I try to practice what I preach; I’m not always that good at it but I really do try. The other night, I was getting hard-hearted, closed-minded, and fundamentalist about somebody else, and I remembered this expression that you can never hate somebody if you stand in their shoes. I was angry at him because he was holding such a rigid view. In that instant I was able to put myself in his shoes and I realized, “I’m just as riled up, and self-righteous and closed-minded about this as he is. We’re in exactly the same place!” And I saw that the more I held on to my view, the more polarized we would become, and the more we’d be just mirror images of one another—two people with closed minds and hard hearts who both think they’re right, screaming at each other. It changed for me when I saw it from his side, and I was able to see my own aggression and ridiculousness. –Pema Chodron
Years ago, I had a client who had just gotten out of prison. He was gay and he was from the Deep South and he seemed to be extremely racist. It was “nigger” this and “nigger” that spoken in his thick Louisiana accent….and after awhile it got to me. I could see that this man was in pain, but finally I told him that his racism was bothering me and keeping me from seeing him as he really was.
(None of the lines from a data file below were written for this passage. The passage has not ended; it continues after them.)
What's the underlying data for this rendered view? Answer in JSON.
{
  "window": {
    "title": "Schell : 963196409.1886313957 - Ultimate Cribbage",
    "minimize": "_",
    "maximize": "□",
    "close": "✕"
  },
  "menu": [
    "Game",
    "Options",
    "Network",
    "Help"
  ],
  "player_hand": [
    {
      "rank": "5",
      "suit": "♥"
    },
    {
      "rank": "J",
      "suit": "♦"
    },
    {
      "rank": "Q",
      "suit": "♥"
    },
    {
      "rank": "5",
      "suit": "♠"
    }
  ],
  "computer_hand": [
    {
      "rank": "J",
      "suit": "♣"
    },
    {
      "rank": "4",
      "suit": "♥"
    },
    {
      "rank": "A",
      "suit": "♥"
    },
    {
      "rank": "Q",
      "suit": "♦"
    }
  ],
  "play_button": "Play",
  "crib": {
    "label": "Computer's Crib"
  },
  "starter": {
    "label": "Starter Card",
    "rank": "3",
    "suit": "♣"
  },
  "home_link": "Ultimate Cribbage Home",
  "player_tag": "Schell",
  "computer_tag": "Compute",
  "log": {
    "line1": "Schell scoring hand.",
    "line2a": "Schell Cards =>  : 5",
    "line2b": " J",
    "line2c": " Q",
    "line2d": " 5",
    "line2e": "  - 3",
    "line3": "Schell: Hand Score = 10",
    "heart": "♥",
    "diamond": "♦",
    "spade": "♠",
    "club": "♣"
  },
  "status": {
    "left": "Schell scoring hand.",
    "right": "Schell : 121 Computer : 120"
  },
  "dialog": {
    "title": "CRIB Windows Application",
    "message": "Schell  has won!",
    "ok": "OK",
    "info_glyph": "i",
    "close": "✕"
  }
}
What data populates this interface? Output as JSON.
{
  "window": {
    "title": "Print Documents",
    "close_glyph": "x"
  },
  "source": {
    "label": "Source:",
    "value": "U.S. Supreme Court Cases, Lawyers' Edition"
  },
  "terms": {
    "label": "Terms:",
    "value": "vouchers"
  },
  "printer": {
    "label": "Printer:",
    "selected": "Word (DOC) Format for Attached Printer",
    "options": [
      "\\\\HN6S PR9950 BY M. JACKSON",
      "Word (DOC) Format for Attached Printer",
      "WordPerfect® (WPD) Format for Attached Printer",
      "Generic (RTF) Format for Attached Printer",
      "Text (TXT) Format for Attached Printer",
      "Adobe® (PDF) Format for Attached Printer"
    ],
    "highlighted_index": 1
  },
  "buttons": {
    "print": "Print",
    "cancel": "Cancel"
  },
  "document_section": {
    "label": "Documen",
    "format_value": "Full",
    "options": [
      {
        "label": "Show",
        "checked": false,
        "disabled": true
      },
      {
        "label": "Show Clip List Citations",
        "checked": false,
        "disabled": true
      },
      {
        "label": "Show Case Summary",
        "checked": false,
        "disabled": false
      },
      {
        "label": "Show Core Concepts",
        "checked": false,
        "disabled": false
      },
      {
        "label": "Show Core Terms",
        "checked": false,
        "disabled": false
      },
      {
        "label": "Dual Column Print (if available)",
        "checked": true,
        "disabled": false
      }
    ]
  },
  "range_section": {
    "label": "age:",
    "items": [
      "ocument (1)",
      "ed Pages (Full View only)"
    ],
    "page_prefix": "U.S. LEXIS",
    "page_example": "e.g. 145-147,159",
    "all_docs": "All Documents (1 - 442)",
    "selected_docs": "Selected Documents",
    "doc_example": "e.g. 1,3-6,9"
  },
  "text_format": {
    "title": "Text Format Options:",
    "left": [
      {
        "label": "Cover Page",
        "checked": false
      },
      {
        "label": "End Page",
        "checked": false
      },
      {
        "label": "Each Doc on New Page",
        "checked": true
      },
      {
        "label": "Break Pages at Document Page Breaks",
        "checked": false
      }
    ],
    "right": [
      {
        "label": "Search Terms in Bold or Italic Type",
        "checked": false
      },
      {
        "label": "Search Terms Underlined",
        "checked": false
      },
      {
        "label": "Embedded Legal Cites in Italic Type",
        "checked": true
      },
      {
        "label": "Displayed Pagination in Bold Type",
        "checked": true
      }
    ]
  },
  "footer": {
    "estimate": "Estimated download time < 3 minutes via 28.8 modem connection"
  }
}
How could we deal with this, I asked. I was a young therapist at that time, very idealistic, and I might not handle a situation like that now, but I handled it that way then, and it was pretty self-centered of me.
I honestly didn’t expect to see him again, and when he appeared at our meeting the next week, he admitted he didn’t want to come. But he told me something I needed to know. He told me that when he was in prison, he was raped by two black men. He hadn’t been so racist before that, he said. He cried, and I felt grateful he’d given me a second chance. It was an excellent lesson for me, and I’d like to think I’ve been less stupid since.
One could remark that “just” having had a bad experience didn’t vindicate a racist attitude,but we are all on different levels of both spirituality and intelligence, and for me, acting in the capacity of healer, his pain had to be addressed first.